    3. Make a sweet potato peel sensory bin! Use those peels and place them into a container to make your sensory bin! Place small toys inside and go digging to find them! Tip: if your Little isn’t ready to touch the squishy peels, give them a kitchen tool like tongs or scoops to help them dig to find the objects! 
    4. Play find the potato! Get out three cups and bowls and hide the sweet potato under one of them. Mix them all around and then practice guessing which cup/bowl the potato is under! 
    5. Try your hand at heavy work! Stack potatoes into a bin and push them around the house! OR use potatoes as your pretend weights and practice doing bicep curls like you’re super heroes! 
    6. Can you balance a sweet potato?! Try a balancing contest with holding a potato on your forehead/nose! Make sure to talk about how the potato feels and smells! 
    7. Have a sweet potato play! Dress your sweet potatoes up with ribbons or pipe cleaners and act out a play! Pretend they’re your Littles favorite TV show or book characters! 

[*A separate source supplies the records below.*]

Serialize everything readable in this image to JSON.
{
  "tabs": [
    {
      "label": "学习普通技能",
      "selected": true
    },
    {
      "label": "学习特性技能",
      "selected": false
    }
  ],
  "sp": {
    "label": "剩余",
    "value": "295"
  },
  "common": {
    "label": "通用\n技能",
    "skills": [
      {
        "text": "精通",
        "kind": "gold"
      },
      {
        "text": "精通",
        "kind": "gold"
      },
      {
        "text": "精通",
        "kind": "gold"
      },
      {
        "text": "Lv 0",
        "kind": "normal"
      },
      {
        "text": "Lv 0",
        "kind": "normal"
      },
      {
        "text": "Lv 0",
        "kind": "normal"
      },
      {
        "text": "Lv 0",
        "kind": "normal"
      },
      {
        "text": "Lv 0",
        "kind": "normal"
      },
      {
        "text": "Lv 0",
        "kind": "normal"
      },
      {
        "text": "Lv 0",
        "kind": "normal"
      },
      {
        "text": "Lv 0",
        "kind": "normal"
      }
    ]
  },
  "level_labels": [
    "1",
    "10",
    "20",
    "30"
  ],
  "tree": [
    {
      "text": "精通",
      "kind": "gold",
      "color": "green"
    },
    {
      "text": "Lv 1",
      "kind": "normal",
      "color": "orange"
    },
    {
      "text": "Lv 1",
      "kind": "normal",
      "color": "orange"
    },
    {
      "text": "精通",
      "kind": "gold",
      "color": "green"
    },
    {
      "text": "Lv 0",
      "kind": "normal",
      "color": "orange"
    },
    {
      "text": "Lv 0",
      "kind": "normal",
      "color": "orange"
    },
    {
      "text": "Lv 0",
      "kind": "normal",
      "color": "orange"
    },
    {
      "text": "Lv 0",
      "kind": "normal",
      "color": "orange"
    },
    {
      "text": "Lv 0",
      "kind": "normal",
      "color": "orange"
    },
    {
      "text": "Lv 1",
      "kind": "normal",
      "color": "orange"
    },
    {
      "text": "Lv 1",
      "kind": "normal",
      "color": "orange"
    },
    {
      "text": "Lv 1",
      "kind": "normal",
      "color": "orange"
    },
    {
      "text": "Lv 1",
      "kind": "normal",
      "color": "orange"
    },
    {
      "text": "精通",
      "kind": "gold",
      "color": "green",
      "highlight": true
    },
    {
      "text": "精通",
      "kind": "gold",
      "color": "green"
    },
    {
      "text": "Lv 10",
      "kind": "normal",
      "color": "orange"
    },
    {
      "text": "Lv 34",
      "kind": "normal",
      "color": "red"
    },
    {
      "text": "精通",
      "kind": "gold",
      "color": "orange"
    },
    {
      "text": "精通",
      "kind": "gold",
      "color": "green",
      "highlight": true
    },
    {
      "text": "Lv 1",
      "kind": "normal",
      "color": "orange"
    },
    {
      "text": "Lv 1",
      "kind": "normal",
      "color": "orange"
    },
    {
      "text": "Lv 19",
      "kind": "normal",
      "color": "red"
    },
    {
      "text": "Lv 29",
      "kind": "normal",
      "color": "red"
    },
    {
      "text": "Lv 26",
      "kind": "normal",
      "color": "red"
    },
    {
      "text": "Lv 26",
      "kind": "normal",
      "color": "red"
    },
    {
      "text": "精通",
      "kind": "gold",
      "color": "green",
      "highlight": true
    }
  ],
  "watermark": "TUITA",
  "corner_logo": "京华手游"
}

    8. Make your best guess! Work on number recognition and practice making educated guesses! Weigh sweet potatoes on food scales (or your home scale)! Whoever had the closest guess wins! 
    9. Pretend to be your favorite animal! Grab sweet potato slices (stick-shaped) and pretend to have walrus tasks, snake fangs, unicorn horns, deer antlers, and more! 
    10. Use your nose! Bake your sweet potato slices with different scents (cinnamon, paprika, parmesan cheese, and more). Place them in a non-see through container and barely lift the lid to take a smell and guess! Make it easier by placing the scent options on the counter and try to match them correctly!
    11. Crunch contest! Enjoy making (or grab a bag of) sweet potato chips and see who can make the loudest crunch! Is it louder when you crunch with your front or back teeth? hand or finger!
    12. Raw Jenga – Cut a sweet potato into thin (stick shaped) strips and build your own Jenga tower! When you’re done exploring, simply rinse the “blocks” and enjoy preparing fresh sweet potato fries together!
    13. Make a sweet potato porcupine! Grab a sweet potato, a handful of golf tees and a child-safe hammer and help your porcupine make sure all of his spikes are safely in place!
    14. Potato avalanche! Let your little help you pour your sweet potatoes from bowl to bowl, be sure to call out “AVALANCHE” !
    15. Dinosaur footprints – Slice your potato into cubes and steam well, lay out a handful of the cubes and let your little help you “smash” down the cubes with a fork to make “dinosaur footprints!” (Bonus alert! This turns into great mashed sweet potatoes for dinner!)
    16. Sweet potato stamps – slice your sweet potato in half and carve out a fun shape (think stars, hearts, circles, etc!). Grab some fun food paint (think ketchup, sour cream, mustard, etc) and paper plates or construction paper and stamp away!
    17. Sweet potato experiment – Check out this fun experiment from pre-k-pages here!
    18. Give a size comparison activity a go! Grab a handful of sweet potato chips or fries and line them up. Let your little help you sort them into groups based on length, width, shape, etc!
    19. Sweet potato snow – let your little help you shred a sweet potato and sprinkle it lightly or in heaps in to a bowl or on to a plate! Use your hands as snow plows and knock down those big “snow piles” together!
    20. Expose, Expose, Expose! Remember, consistency is key!